The NIDILRR-funded Rehabilitation Research and Training Center on Vocational Rehabilitation (VR) Practices for Youth and Young Adults (90RT5034) will host a webinar, VR Counselor Transition Practices in "High Performing" States, February 27th, 2-3pm ET. Presenters will summarize the results of a study soliciting feedback from VR counselors in 13 state VR agencies which produced the highest success rates for youths with disabilities between 16 and 24 years old. Presenters will also offer recommendations and implications for transition-related policy and practice and will describe some next steps in improving transition-related practices of VR counselors. Registration is free and required.

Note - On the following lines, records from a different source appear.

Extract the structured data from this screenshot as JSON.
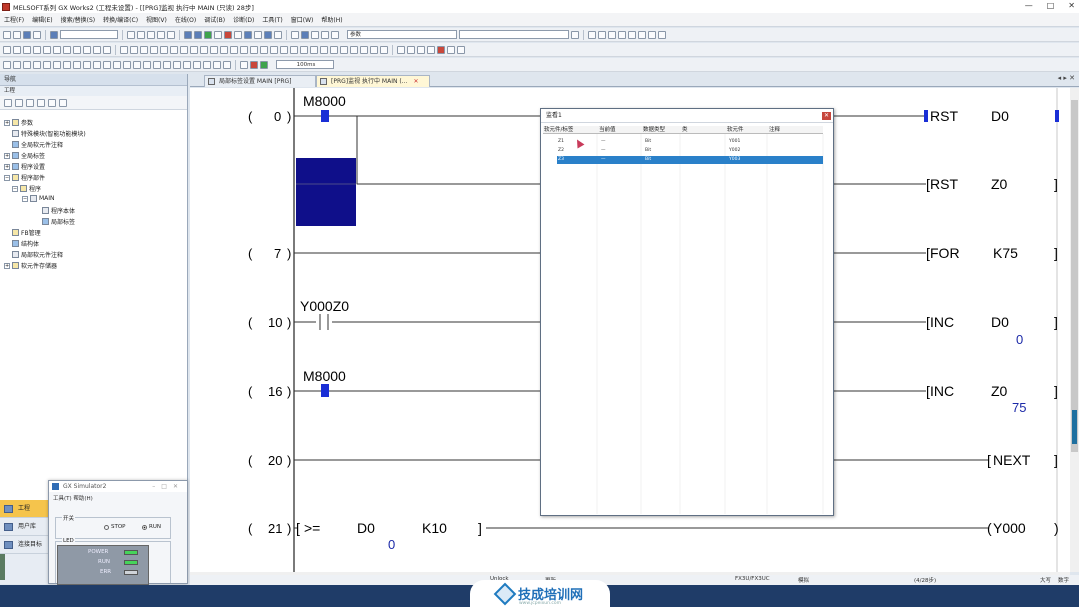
{
  "window": {
    "title": "MELSOFT系列 GX Works2 (工程未设置) - [[PRG]监视 执行中 MAIN (只读) 28步]",
    "controls": [
      "—",
      "□",
      "✕"
    ]
  },
  "menu": [
    "工程(F)",
    "编辑(E)",
    "搜索/替换(S)",
    "转换/编译(C)",
    "视图(V)",
    "在线(O)",
    "调试(B)",
    "诊断(D)",
    "工具(T)",
    "窗口(W)",
    "帮助(H)"
  ],
  "toolbar": {
    "combo_param": "参数",
    "combo_mode": "",
    "zoom": "100ms"
  },
  "nav": {
    "title": "导航",
    "section": "工程",
    "tree": [
      "参数",
      "特殊模块(智能功能模块)",
      "全局软元件注释",
      "全局标签",
      "程序设置",
      "程序部件",
      "程序",
      "MAIN",
      "程序本体",
      "局部标签",
      "FB管理",
      "结构体",
      "局部软元件注释",
      "软元件存储器"
    ],
    "tabs": [
      "工程",
      "用户库",
      "连接目标"
    ]
  },
  "sim": {
    "title": "GX Simulator2",
    "menu": "工具(T)  帮助(H)",
    "switch_label": "开关",
    "stop": "STOP",
    "run": "RUN",
    "led_label": "LED",
    "leds": [
      "POWER",
      "RUN",
      "ERR"
    ],
    "led_colors": [
      "#46d35a",
      "#46d35a",
      "#cfd3d8"
    ]
  },
  "tabs": [
    {
      "label": "局部标签设置 MAIN [PRG]"
    },
    {
      "label": "[PRG]监视 执行中 MAIN (..."
    }
  ],
  "tab_arrows": "◂ ▸ ✕",
  "ladder": {
    "steps": [
      "0",
      "7",
      "10",
      "16",
      "20",
      "21"
    ],
    "devices": {
      "m8000_a": "M8000",
      "y000z0": "Y000Z0",
      "m8000_b": "M8000"
    },
    "instructions": [
      {
        "op": "RST",
        "arg": "D0",
        "val": ""
      },
      {
        "op": "RST",
        "arg": "Z0",
        "val": ""
      },
      {
        "op": "FOR",
        "arg": "K75",
        "val": ""
      },
      {
        "op": "INC",
        "arg": "D0",
        "val": "0"
      },
      {
        "op": "INC",
        "arg": "Z0",
        "val": "75"
      },
      {
        "op": "NEXT",
        "arg": "",
        "val": ""
      }
    ],
    "compare": {
      "op": ">=",
      "a": "D0",
      "b": "K10",
      "a_val": "0"
    },
    "coil": "Y000"
  },
  "watch": {
    "title": "监看1",
    "headers": [
      "软元件/标签",
      "当前值",
      "数据类型",
      "类",
      "软元件",
      "注释"
    ],
    "rows": [
      [
        "Z1",
        "—",
        "Bit",
        "",
        "Y001",
        ""
      ],
      [
        "Z2",
        "—",
        "Bit",
        "",
        "Y002",
        ""
      ],
      [
        "Z3",
        "—",
        "Bit",
        "",
        "Y003",
        ""
      ]
    ]
  },
  "status": {
    "cpu": "FX3U/FX3UC",
    "mode": "模拟",
    "steps": "(4/28步)",
    "state": "大写",
    "num": "数字",
    "left1": "Unlock",
    "left2": "更新"
  },
  "watermark": {
    "text": "技成培训网",
    "sub": "www.jcpeixun.com"
  }
}
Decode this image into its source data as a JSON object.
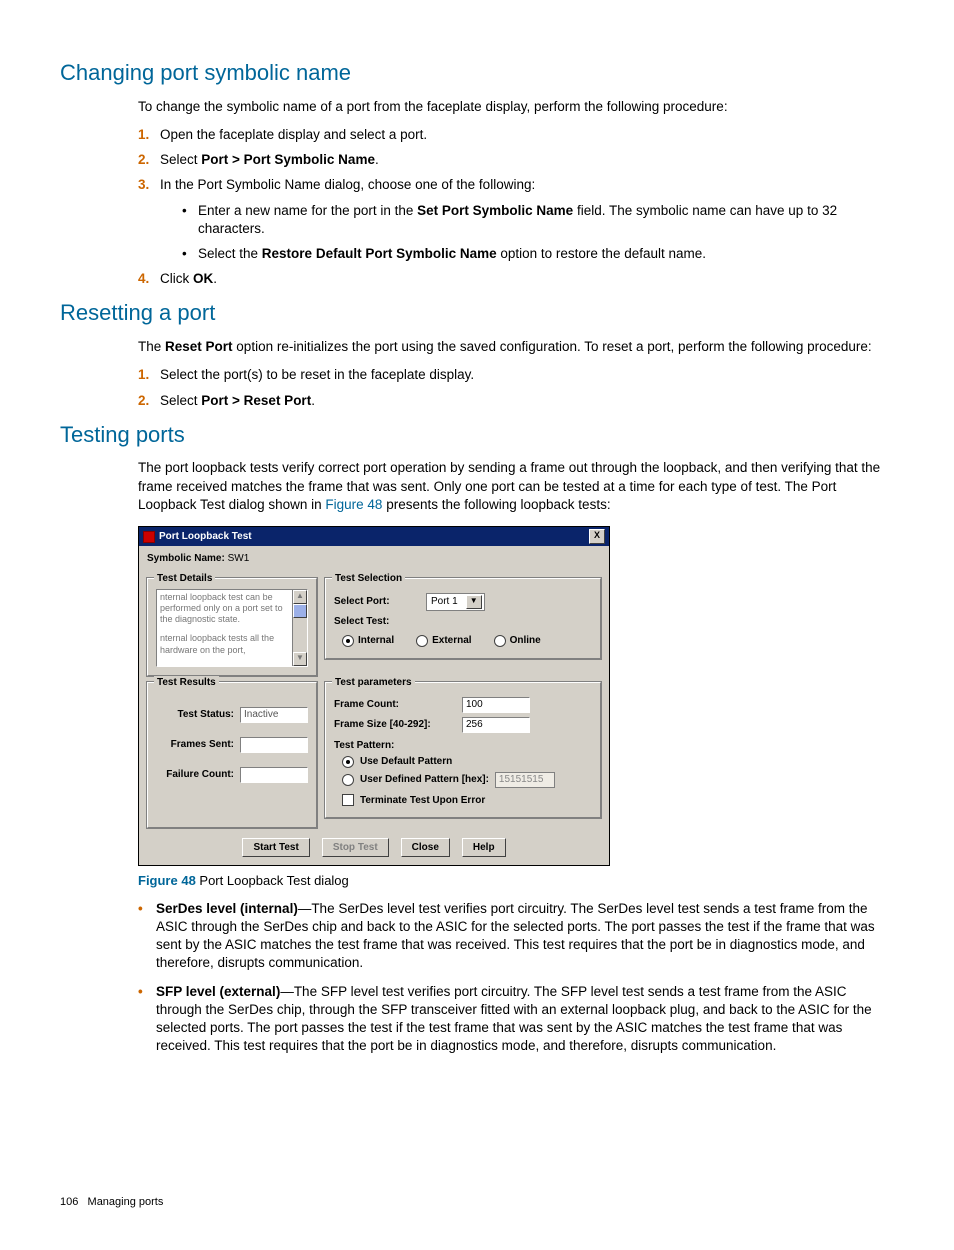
{
  "sections": {
    "s1": {
      "heading": "Changing port symbolic name",
      "intro": "To change the symbolic name of a port from the faceplate display, perform the following procedure:",
      "steps": {
        "n1": "1.",
        "t1": "Open the faceplate display and select a port.",
        "n2": "2.",
        "t2_a": "Select ",
        "t2_b": "Port > Port Symbolic Name",
        "t2_c": ".",
        "n3": "3.",
        "t3": "In the Port Symbolic Name dialog, choose one of the following:",
        "b1_a": "Enter a new name for the port in the ",
        "b1_b": "Set Port Symbolic Name",
        "b1_c": " field. The symbolic name can have up to 32 characters.",
        "b2_a": "Select the ",
        "b2_b": "Restore Default Port Symbolic Name",
        "b2_c": " option to restore the default name.",
        "n4": "4.",
        "t4_a": "Click ",
        "t4_b": "OK",
        "t4_c": "."
      }
    },
    "s2": {
      "heading": "Resetting a port",
      "intro_a": "The ",
      "intro_b": "Reset Port",
      "intro_c": " option re-initializes the port using the saved configuration. To reset a port, perform the following procedure:",
      "steps": {
        "n1": "1.",
        "t1": "Select the port(s) to be reset in the faceplate display.",
        "n2": "2.",
        "t2_a": "Select ",
        "t2_b": "Port > Reset Port",
        "t2_c": "."
      }
    },
    "s3": {
      "heading": "Testing ports",
      "intro_a": "The port loopback tests verify correct port operation by sending a frame out through the loopback, and then verifying that the frame received matches the frame that was sent. Only one port can be tested at a time for each type of test. The Port Loopback Test dialog shown in ",
      "intro_link": "Figure 48",
      "intro_b": " presents the following loopback tests:",
      "fig_label": "Figure 48",
      "fig_caption": " Port Loopback Test dialog",
      "desc": {
        "d1_b": "SerDes level (internal)",
        "d1": "—The SerDes level test verifies port circuitry. The SerDes level test sends a test frame from the ASIC through the SerDes chip and back to the ASIC for the selected ports. The port passes the test if the frame that was sent by the ASIC matches the test frame that was received. This test requires that the port be in diagnostics mode, and therefore, disrupts communication.",
        "d2_b": "SFP level (external)",
        "d2": "—The SFP level test verifies port circuitry. The SFP level test sends a test frame from the ASIC through the SerDes chip, through the SFP transceiver fitted with an external loopback plug, and back to the ASIC for the selected ports. The port passes the test if the test frame that was sent by the ASIC matches the test frame that was received. This test requires that the port be in diagnostics mode, and therefore, disrupts communication."
      }
    }
  },
  "dialog": {
    "title": "Port Loopback Test",
    "close": "X",
    "sym_label": "Symbolic Name:",
    "sym_value": "SW1",
    "test_details_legend": "Test Details",
    "test_details_text1": "nternal loopback test can be performed only on a port set to the diagnostic state.",
    "test_details_text2": "nternal loopback tests all the hardware on the port,",
    "scroll_up": "▲",
    "scroll_down": "▼",
    "test_selection_legend": "Test Selection",
    "select_port_label": "Select Port:",
    "select_port_value": "Port 1",
    "select_arrow": "▼",
    "select_test_label": "Select Test:",
    "opt_internal": "Internal",
    "opt_external": "External",
    "opt_online": "Online",
    "test_results_legend": "Test Results",
    "test_status_label": "Test Status:",
    "test_status_value": "Inactive",
    "frames_sent_label": "Frames Sent:",
    "failure_count_label": "Failure Count:",
    "test_params_legend": "Test parameters",
    "frame_count_label": "Frame Count:",
    "frame_count_value": "100",
    "frame_size_label": "Frame Size [40-292]:",
    "frame_size_value": "256",
    "test_pattern_label": "Test Pattern:",
    "use_default_label": "Use Default Pattern",
    "user_defined_label": "User Defined Pattern [hex]:",
    "user_defined_value": "15151515",
    "terminate_label": "Terminate Test Upon Error",
    "btn_start": "Start Test",
    "btn_stop": "Stop Test",
    "btn_close": "Close",
    "btn_help": "Help"
  },
  "footer": {
    "page": "106",
    "section": "Managing ports"
  }
}
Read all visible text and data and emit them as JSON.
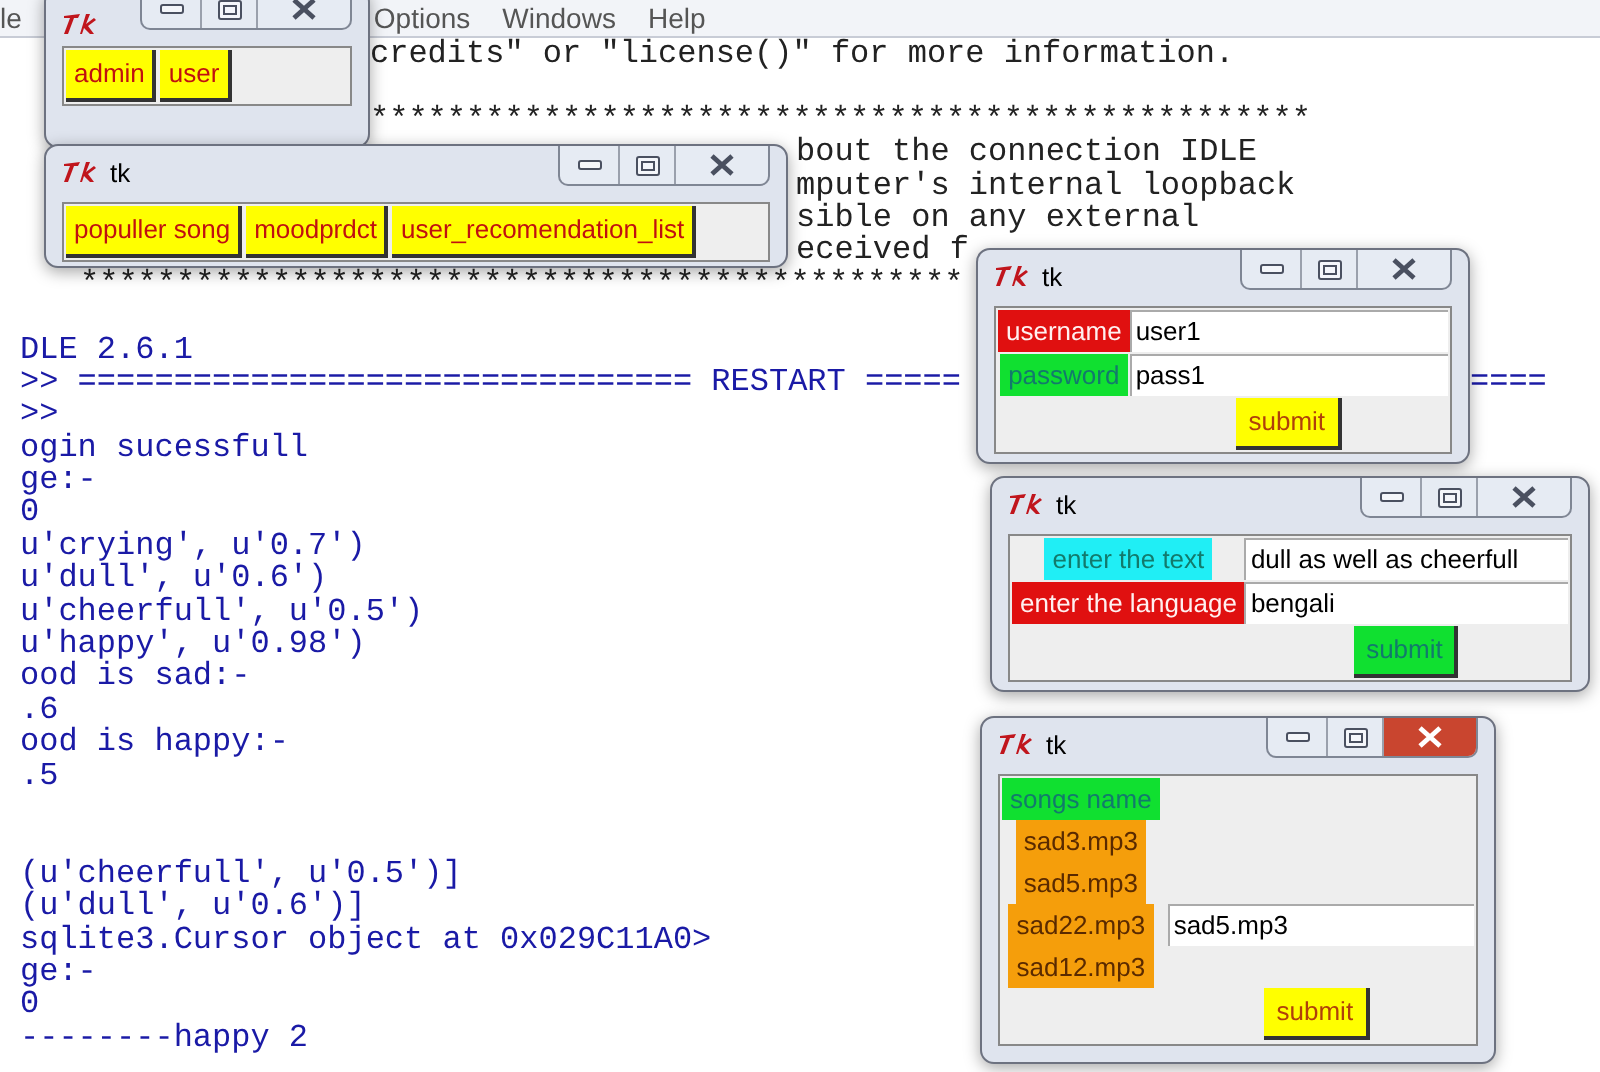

Participate: 

MSKTC Seeks Participants for Burn Injury StoryShare
The NIDILRR-funded Model Systems Knowledge Translation Center (MSKTC) (90DO0082) is collecting stories from burn injury survivors, their families and friends, and professionals through Burn Injury StoryShare. Individuals can share their stories about how resources developed by MSKTC, including factsheets, videos, and slideshows, have influenced them. The MSKTC will select a person with a burn injury, a family member or friend, and a professional to share his or her story with others through the MSKTC channels. Stories must be submitted by February 28th. Each person selected will also receive a $50 gift card.

Elsewhere in the Community: 

Webinar: Healthy People 2020 Progress Review TOMORROW
The Department of Health and Human Services Office of Disease Prevention and Health Promotion will host a webinar, Healthy People 2020 Progress Review: The Diagnosis, Prevention, and Treatment of Sensory and Communication Disorders, February 22nd, 12:30-2pm ET. Presenters will discuss progress toward Healthy People 2020 goals for hearing, vision, and other sensory and communication disorders. Presenters will also discuss a community-based health education and support program for adults with hearing loss and their families. Registration is free and required.